WORK TASK => The full set of lines below has to be written out again exactly.

TASK INPUT =>
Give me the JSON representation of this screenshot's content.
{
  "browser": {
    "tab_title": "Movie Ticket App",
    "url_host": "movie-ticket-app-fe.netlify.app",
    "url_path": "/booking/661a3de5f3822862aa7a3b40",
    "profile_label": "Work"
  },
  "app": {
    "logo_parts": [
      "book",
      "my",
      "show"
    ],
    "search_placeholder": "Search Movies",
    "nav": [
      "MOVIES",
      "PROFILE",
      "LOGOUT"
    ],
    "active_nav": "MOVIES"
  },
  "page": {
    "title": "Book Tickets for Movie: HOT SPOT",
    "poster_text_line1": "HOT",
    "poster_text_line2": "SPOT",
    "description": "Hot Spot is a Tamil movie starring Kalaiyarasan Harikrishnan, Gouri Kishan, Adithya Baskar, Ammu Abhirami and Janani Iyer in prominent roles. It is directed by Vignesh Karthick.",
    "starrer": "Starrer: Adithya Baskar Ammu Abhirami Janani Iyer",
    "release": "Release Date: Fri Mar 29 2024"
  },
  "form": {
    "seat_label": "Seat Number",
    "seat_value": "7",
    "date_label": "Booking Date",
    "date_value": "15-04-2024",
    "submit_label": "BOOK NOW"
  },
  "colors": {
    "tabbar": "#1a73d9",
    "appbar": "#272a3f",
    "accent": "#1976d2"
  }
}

WORKED SOLUTION =>
Give me the JSON representation of this screenshot's content.
{
  "browser": {
    "tab_title": "Movie Ticket App",
    "url_host": "movie-ticket-app-fe.netlify.app",
    "url_path": "/booking/661a3de5f3822862aa7a3b40",
    "profile_label": "Work"
  },
  "app": {
    "logo_parts": [
      "book",
      "my",
      "show"
    ],
    "search_placeholder": "Search Movies",
    "nav": [
      "MOVIES",
      "PROFILE",
      "LOGOUT"
    ],
    "active_nav": "MOVIES"
  },
  "page": {
    "title": "Book Tickets for Movie: HOT SPOT",
    "poster_text_line1": "HOT",
    "poster_text_line2": "SPOT",
    "description": "Hot Spot is a Tamil movie starring Kalaiyarasan Harikrishnan, Gouri Kishan, Adithya Baskar, Ammu Abhirami and Janani Iyer in prominent roles. It is directed by Vignesh Karthick.",
    "starrer": "Starrer: Adithya Baskar Ammu Abhirami Janani Iyer",
    "release": "Release Date: Fri Mar 29 2024"
  },
  "form": {
    "seat_label": "Seat Number",
    "seat_value": "7",
    "date_label": "Booking Date",
    "date_value": "15-04-2024",
    "submit_label": "BOOK NOW"
  },
  "colors": {
    "tabbar": "#1a73d9",
    "appbar": "#272a3f",
    "accent": "#1976d2"
  }
}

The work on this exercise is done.